PDF The major goals of veterinary vaccines are to improve the health and welfare of companion animals, increase production of livestock in .played a major role in successful disease control and eradica-. For example, the virtual eradication of rinderpest virus. for recombination between pseudorabies virus strains has. raised concern (101).

Aujeszky’s Disease – Pseudorabies. Borna virus infection

Aujeszky’s Disease – Pseudorabies. Borna virus infection. Vaccination is intended to protect individuals against disease caused by bacteria and viruses, but also to prevent infection and transmission of the agents within a population. Vaccination coverage - when exceeding ~70% of a population, as shown . by antibody prevalence - leads to herd immunity, which is a safeguard against epidemics. Again, this is usually contained, but it may get out of control, causing a transient cytokine rush with fever, nausea etc. Or even worse: like any chronic inflammation, it can develop into a tumor, as the injection-site fibrosarcomas in cats have shown.

Gene-deleted vaccines (glycoprotein I and/or glycoprotein X) against pseudorabies allowed a DIVA approach and control of Aujeszky's disease in swine (96); however, the potential for recombination between pseudorabies virus strains has raised concern (101).

Current Topics in Veterinar. Possible legislative measures for the control of AD are listed. Vaccination is widely used in this context. oceedings{sD, title {Aujeszky’s Disease}, author {G. Even though latently infected animals can remain in the vaccinated herds, they are not liable to restrictive measures. The problems which result are discussed.

For a full list of topics: All A-Z Topics. Meningococcal disease is an acute, potentially severe illness caused by the bacterium Neisseria meningitidis

For a full list of topics: All A-Z Topics. Epidemiology and Prevention of Vaccine-Preventable Diseases. Meningococcal disease is an acute, potentially severe illness caused by the bacterium Neisseria meningitidis.
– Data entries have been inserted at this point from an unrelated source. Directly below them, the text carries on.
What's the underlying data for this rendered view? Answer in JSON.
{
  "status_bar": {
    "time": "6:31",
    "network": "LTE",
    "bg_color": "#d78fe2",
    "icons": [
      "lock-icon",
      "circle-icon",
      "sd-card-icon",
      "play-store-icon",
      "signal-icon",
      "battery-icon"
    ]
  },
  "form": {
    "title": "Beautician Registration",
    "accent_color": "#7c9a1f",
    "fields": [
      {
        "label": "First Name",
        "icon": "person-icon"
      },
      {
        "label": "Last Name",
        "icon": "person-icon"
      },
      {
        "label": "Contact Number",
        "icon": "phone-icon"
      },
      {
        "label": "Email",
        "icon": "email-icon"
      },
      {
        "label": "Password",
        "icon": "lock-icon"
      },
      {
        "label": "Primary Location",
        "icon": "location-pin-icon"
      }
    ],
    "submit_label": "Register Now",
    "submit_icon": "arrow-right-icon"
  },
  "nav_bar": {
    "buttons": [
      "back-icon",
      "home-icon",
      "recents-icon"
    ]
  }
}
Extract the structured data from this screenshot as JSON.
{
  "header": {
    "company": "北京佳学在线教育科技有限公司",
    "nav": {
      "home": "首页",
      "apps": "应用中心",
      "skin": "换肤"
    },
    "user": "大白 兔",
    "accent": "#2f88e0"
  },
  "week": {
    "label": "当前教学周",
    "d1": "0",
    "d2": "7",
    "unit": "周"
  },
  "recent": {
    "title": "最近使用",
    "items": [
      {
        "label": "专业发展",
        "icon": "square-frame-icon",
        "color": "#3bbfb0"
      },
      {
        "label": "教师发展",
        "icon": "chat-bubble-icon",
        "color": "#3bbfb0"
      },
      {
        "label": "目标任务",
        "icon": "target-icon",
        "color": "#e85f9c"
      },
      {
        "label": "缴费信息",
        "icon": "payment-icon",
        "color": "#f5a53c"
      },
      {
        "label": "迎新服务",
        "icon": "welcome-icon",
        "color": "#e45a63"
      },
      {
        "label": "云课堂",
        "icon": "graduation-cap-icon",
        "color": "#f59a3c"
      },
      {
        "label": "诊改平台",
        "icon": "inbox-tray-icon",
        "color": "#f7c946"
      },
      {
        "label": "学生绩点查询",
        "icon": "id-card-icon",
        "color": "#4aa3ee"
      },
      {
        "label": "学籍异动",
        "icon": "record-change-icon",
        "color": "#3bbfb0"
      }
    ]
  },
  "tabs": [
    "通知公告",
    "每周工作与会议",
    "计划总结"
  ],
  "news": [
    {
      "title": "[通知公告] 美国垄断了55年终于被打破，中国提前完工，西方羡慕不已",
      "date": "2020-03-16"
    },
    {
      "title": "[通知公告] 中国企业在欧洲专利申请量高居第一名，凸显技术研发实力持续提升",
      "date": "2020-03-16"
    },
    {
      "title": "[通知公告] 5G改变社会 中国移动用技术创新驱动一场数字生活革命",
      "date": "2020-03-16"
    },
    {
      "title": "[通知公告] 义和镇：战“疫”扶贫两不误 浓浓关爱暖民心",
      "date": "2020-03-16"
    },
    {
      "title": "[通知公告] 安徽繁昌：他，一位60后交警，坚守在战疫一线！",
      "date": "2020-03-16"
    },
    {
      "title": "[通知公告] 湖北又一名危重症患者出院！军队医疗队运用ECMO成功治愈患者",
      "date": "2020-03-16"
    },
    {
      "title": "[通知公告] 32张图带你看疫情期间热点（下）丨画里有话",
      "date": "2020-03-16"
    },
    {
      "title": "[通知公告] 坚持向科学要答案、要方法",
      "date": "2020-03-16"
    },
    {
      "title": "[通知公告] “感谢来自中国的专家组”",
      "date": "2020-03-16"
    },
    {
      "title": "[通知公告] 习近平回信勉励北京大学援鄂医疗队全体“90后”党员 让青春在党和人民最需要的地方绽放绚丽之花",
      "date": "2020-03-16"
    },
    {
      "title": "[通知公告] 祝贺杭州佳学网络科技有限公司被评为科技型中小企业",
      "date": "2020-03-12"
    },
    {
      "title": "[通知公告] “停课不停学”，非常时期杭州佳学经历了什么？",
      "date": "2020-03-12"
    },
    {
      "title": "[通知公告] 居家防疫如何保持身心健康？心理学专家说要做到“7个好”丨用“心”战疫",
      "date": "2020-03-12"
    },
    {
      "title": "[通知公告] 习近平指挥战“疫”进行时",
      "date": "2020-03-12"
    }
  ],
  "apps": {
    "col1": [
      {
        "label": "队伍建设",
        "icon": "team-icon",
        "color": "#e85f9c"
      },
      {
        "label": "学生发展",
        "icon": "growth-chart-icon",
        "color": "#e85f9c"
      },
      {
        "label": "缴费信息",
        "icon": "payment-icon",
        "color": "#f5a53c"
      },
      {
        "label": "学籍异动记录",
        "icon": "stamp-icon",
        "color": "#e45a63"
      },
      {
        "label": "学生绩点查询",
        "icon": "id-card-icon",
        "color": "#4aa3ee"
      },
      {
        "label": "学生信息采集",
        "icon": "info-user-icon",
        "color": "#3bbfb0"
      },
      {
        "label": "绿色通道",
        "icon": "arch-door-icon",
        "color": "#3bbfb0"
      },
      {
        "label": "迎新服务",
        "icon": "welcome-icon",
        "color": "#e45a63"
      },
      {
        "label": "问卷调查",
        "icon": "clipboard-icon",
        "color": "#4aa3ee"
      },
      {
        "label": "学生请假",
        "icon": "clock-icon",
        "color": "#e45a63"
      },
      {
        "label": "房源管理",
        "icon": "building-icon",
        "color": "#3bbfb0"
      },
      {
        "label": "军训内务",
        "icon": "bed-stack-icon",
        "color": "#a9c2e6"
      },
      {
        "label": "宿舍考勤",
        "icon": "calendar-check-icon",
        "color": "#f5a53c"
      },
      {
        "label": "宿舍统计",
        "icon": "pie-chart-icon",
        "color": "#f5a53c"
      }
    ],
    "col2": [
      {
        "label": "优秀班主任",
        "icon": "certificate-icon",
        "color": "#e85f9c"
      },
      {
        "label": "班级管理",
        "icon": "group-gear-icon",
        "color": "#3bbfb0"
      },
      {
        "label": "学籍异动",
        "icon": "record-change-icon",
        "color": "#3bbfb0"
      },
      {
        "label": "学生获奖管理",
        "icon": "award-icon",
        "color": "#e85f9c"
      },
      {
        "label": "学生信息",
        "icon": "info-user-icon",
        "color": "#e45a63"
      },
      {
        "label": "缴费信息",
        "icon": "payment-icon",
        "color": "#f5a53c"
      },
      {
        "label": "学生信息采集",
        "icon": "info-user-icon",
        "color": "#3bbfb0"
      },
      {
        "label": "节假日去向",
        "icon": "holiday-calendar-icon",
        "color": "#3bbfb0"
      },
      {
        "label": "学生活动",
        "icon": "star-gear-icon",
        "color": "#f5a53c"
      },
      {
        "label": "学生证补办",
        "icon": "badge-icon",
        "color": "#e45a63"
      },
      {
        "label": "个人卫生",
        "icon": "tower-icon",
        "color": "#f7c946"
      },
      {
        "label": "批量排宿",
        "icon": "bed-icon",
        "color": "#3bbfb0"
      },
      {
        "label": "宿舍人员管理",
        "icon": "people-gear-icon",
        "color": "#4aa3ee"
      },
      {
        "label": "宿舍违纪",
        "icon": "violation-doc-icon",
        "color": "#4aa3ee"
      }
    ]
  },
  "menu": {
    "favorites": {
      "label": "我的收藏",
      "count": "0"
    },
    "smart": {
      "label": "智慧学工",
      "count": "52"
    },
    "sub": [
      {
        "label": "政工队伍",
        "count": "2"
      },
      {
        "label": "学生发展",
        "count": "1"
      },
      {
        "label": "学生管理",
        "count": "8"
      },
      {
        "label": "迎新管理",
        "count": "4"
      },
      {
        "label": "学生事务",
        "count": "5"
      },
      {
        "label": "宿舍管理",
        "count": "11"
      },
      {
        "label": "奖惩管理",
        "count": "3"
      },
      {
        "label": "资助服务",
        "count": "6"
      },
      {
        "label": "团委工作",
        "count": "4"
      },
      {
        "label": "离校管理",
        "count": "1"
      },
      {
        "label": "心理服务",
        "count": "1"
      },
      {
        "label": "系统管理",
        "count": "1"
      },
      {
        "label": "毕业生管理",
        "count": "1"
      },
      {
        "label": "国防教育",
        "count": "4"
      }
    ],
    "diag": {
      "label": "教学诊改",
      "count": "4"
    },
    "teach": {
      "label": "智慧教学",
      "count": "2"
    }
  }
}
Meningococcal vaccination is recommended for persons at increased risk for meningococcal disease, including microbiologists who are routinely exposed to isolates of N. meningitidis, military recruits, and persons who travel to, and . citizens who reside in, countries in which N. meningitidis is hyperendemic or epidemic, particularly countries in the sub-Saharan Africa meningitis belt.

A Seminar in the Community Programme for the Coordination of Agricultural Research, held at the Berlaymont Building, Brussels, Belgium, July 5-6, 1988. Sponsored by the Commission of the European Communities, Directorate General for Agriculture, Coordination of Agricultural Research